Emerald Lake is much less busy than its popular neighbours in Moraine Lake and Lake Louise in Banff National Park. It’s a short drive from Lake Louise Village, with a paved road off the Trans-Canada Highway.
Whether hiking or just visiting for the views, I highly recommend renting a canoe. Emerald Sports Boathouse rents canoes for up to 3 people for 90 Cad/hour, the most budget-friendly option in the Rockies.
16. Wapta Falls in Yoho National Park
Wapta Falls Hike is a great hike in Yoho National Park, where you can get close for a refreshing spray. You get a huge reward for a small effort.
The trail through the forest is mostly shaded. Once you emerge onto the clearing, a giant waterfall is before you. You can cool down in the river or hike up the pile in front of the waterfall to get a refreshing spray or, I should say, a nice soak.
Although you can hike to Wapta Falls year-round, we only visited in summer.
The 4.8 km hike to Wapta Falls is easy enough for kids and a nice way to stretch your legs when driving from Calgary to Golden.
After all the stunning stops you already made driving from Calgary to Golden, this little town will still take your breath away.
Located between the Canadian Rockies and the Columbia Mountains, Golden is a quiet mountain town in British Columbia with plenty of outdoor adventures, wildlife and stunning scenery. There are so many cool things to do in Golden, BC, both summer and winter.
A relatively short drive away (at least to Canadian standards), Golden is close to 6 national parks:
- Glacier National Park
- Mount Revelstoke National Park
- Yoho National Park
- Banff National Park
- Jasper National Park
- Kootenay National Park
Check out our 3-day itinerary for Golden that includes hiking, via ferrata, zipline, Canadian animals, and suspension bridges.
We’ve been to Golden several times, and it’s our go-to destination during summer if we want to escape the crowds in other parts of the Canadian Rockies. Even though this town is tiny, with around 4,000 people, its cozy charm always gets me, and we always find new things to do in Golden whenever we visit.
In summer, one of the most popular places in Golden is Cedar Lake, where you can camp, bike, hike, and swim in the warm lake. You can start below Cedar Lake campground for a longer bike trip and bike along Canyon Creek.
The most unique stay in Golden is Camp Moose Trail, an amazing glamping in the woods of British Columbia.
My favourite activities in Golden are:
- Via Ferrata Climb at Kicking Horse Mountain
- Mountain biking at Mount 7
- Golden Skybridge
- Walking along the river and across the Kicking Horse Pedestrian Bridge
Do you like small mountain towns? Check out our travel guides for:

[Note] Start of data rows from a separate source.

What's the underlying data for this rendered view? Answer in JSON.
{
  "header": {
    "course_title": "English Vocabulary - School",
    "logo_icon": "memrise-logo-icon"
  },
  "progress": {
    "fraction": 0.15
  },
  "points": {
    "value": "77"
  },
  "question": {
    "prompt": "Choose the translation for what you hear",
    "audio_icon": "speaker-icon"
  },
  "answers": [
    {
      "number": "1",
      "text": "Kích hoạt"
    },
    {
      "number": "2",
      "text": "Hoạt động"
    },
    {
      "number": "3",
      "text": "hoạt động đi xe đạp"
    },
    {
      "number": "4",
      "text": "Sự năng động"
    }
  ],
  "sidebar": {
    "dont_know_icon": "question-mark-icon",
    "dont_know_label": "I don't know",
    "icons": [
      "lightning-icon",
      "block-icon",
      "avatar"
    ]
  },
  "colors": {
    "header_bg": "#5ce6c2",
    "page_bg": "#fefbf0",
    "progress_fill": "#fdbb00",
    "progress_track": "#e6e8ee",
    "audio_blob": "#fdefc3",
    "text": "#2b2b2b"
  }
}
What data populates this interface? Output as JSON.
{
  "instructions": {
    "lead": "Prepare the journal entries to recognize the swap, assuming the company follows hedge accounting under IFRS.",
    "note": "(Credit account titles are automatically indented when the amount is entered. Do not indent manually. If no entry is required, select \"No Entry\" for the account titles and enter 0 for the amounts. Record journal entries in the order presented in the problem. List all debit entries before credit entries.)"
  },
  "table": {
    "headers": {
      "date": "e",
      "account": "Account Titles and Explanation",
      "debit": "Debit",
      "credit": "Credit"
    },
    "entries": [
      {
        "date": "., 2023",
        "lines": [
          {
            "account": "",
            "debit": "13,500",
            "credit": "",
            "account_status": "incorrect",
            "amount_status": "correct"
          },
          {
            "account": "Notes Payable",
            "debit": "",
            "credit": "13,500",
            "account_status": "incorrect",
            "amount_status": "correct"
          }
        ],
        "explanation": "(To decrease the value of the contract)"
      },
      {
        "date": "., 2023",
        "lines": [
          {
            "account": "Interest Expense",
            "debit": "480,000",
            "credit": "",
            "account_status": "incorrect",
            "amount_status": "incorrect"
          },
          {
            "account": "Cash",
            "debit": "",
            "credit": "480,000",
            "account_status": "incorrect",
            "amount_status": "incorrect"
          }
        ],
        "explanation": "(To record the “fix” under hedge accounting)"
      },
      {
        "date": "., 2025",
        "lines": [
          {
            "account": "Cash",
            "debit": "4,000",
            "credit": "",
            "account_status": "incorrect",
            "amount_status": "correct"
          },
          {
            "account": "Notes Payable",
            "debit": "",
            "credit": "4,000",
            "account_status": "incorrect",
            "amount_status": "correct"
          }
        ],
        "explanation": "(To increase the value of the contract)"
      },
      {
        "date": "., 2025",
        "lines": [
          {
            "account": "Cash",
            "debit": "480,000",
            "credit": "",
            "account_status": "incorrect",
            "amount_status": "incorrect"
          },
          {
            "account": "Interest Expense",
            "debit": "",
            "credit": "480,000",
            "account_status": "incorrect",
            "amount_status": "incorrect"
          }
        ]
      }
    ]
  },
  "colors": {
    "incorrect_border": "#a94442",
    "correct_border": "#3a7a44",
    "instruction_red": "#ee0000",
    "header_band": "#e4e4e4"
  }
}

- Banff in Banff National Park, the oldest in the Rockies
- Jasper in Jasper National Park, the largest national park in the Rockies
- Fernie in British Columbia, the best-kept local secret for outdoor junkies
- Revelstoke in British Columbia, a year-round outdoor hub
Have fun on your drive from Calgary to Golden and let me know if you have any questions in the comments below!